  • Do you have any information on a technique using a DSLR and a slide copying attachment to digitize color Kodachromes?

  • I have my family’s entire collection of old photos, and here’s two comments based on my experience:

    Never part with the originals: digital storage is volatile and over time individual files just go blank, and external drives malfunction.
    Don’t trust the Cloud … all my old email disappeared already. Servers crash just like anything else.
    If your old photos are stuck together, don’t peel them apart or you damage the emulsion layer irreparably. Soak them in clean, room temperature water and eventually they’ll slide apart with minimal agitation. Hang to dry.

  • Digitization doesn’t require a scanner – just photograph the old prints, or use a slide copying rig to digitize film originals – if you have some photo manipulation software, you can take the time to improve them and even make new, better prints.

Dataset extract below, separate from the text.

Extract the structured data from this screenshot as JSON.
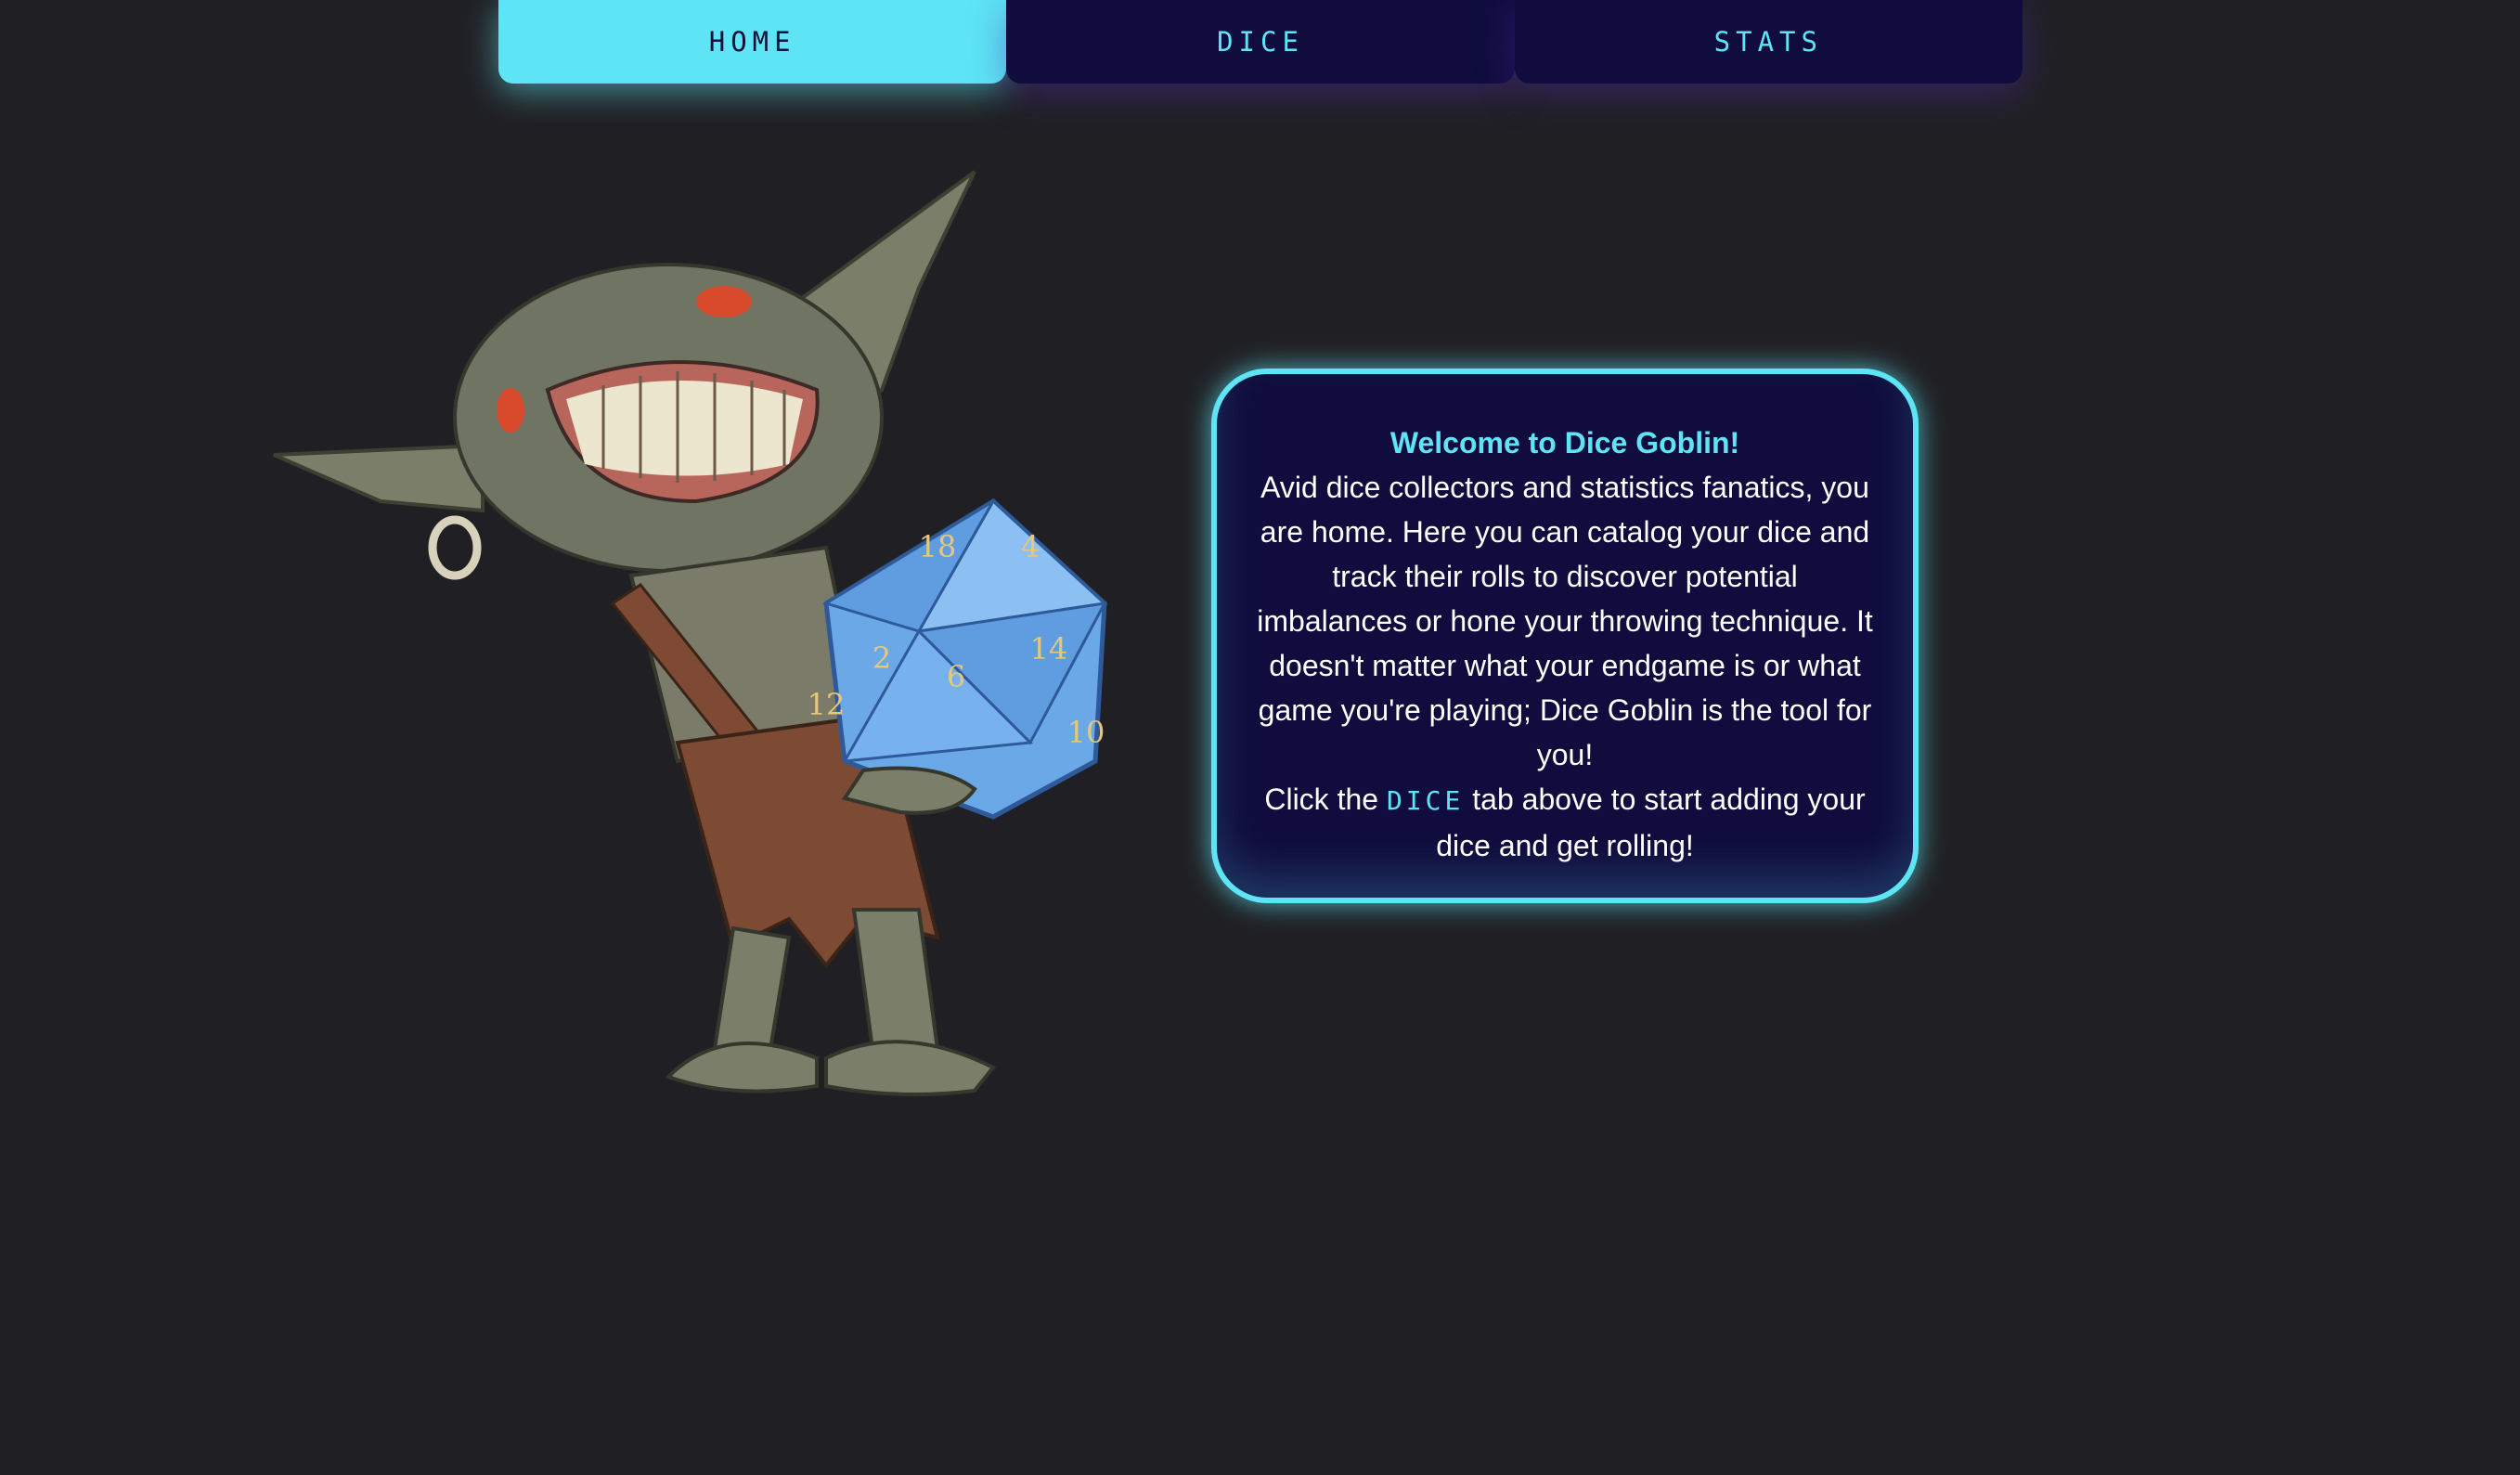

    • Of course this is true, but the software that comes with the scanner usually includes the ability to automatically restore faded colors, remove red-eye and scratches and dust spots. Can you do that manually in Photoshop et al after just snapping a shot of the picture or slide? Sure, but the project will take you at least 10 times longer to achieve the same results.

      If you are dealing with 100 images, that’s probably no big deal. If you’re dealing with 10,000 images, it makes a difference.

  • Certainly digitizing old photos is a worthy effort, particularly since metadata can be applied to the image files so they subsequently can be searched (“find all pictures with Grandma Mary in them” – assuming facial recognition is part of the metadata set).

    But there is still a danger with digital – the fact that it is ephemeral in nature. After all, in 10 (whatever) years what will be the equivalent of a Jaz disk or Betamax tape? Sure, the knee-jerk response of “well just keep copying the digital files to the latest and greatest medium/cloud (and of course cloud providers NEVER go under!) but the reality is that having some kind of hard copy is very helpful.

    The good news is that nowadays there are many options out there where one can create photo books to share with family and friends (“An Album of photos with Grandma Mary in them”) that do not require machinery or, indeed, electricity, to view and share.

    So yes, scan old prints and slides (the Epson FF scanner is very good at the former, old Nikon Coolscan 4000’s are outstanding for the latter) but also think about making some photo books that might give pleasure to folks without all the tech.

    • Photobooks are wonderful, thoughtful gifts, but in my experience it’s incredibly hard to create something another person will love. I’ve had so many people show me ones they’ve been given, and been on the receiving end of the criticisms they’d never voice to the people who spent a bundle to have them made. Rather than a surprise, it might work better to make them together. People sometimes dislike seeing too many pix of themselves, and the primary content is often just snapshot after snapshot of sameness, different groups smiling awkwardly at the camera. Spice things up with closeups, amusing candids, appealing pets, exteriors of where things happened, flowers, garden bounty … practically anything. Just changing the size and shape of pix, or even overlapping corners can help make the page-turning more interesting. Labeling is key — who, where, when. People think they’ll never forget these details, but they do.